And tragedy struck the community in the wake of this news: Local entrepreneur Jody Sherman committed suicide in February, and his startup Ecomom was subsequently liquidated.
To be fair, it’s still early days for the Downtown Project, and setbacks and tragedies are unavoidable in any long journey.
Romotive’s founders acknowledge that they wouldn’t have done so much, and so quickly, without the Vegas Tech Fund. It’s just that Romotive is growing faster than Vegas can accommodate right now.
“Building a city from scratch takes time — and that’s what they’re reaching for,” said Rinaudo.
Can we build a tech hub in any city?
Hsieh’s Downtown Project is more than just another alternative to Silicon Valley. It’s a city that is proving what Internet entrepreneurs are capable of.
By contrast, Washington, D.C. shows how not to create a tech startup ecosystem.
When the recession hit, policy-makers in D.C. placed their faith in technology to pick up the slack. They looked toward the startup sector to create jobs and bring innovation to sectors like health and education.
But the promise has not borne out. Washington startup founders have been accused by economists and researchers of increasing unemployment and exacerbating wage disparities between an extremely elite group of techies on the one hand, and everyone else on the other. In a city like Washington, where economic disparities between rich and poor are already quite stark, that was a crippling critique.
This may also be true in San Francisco, a city that is homogenizing, losing much of its funky, pre-tech-boom character, and displacing the working class.
By contrast, the Las Vegas Downtown Project seeks to avoid those pitfalls by building up the local community, including small businesses, along with tech startups.
As a guest to Las Vegas in May, I saw a glimmer of something special. I saw first-hand that entrepreneurs can build both businesses and communities.
With his entrepreneurial mindset, Hsieh is ruthlessly tackling massive civic problems and is quickly enacting change.
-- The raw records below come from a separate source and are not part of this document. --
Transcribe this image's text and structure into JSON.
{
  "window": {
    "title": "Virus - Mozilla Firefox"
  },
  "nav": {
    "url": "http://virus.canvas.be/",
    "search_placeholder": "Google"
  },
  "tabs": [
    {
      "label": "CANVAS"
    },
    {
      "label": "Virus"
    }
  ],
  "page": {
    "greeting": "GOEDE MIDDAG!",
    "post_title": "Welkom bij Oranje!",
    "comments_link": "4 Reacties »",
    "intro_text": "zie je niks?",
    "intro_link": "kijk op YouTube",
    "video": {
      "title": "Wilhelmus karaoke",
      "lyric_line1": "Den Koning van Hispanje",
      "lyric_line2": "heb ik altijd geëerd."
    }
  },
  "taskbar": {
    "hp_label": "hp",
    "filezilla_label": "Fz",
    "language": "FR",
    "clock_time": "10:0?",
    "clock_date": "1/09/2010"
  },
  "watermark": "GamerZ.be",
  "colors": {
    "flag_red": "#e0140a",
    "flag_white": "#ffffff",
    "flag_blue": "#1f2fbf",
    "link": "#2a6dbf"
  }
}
It’s also a highly-inclusive effort, at least on the surface. For example, Hsieh invites members of the community to leave post-it notes on the wall of his apartment with suggestions for their dream neighborhood.
His organizational efficiency doesn’t hurt either. Hsieh has placed faith (and millions of dollars) in his advisors and employees to lead critical tasks, like opening a new school or building a family practice clinic.
However, due to the speed of the developments (Hsieh gutted and renovated the seedy, smoke-filled Gold Spike casino in a matter of months), some locals feel they’ve been shut out of the process.
But Hsieh is convinced that these local battles will resolve themselves in five years or so when more bars and co-working spots pop up in the city. Meanwhile, the Downtown Project is speeding along at a rate that makes traditional corporate redevelopment efforts or government agency projects look glacial by comparison. To borrow as phrase from startup jargon, this grand experiment in urban planning has the potential to be a “game changer.”
And that, more than simply increasing his wealth, seems to be Hsieh’s real goal.
“We will make money in the aggregate — but we want to come up with the model that can be replicated in other cities and communities,” Hsieh told me.
With jobs already being created in the region, the hope is that the Downtown Project will serve as a model for community restoration that is sorely needed in the domestic economy and beyond.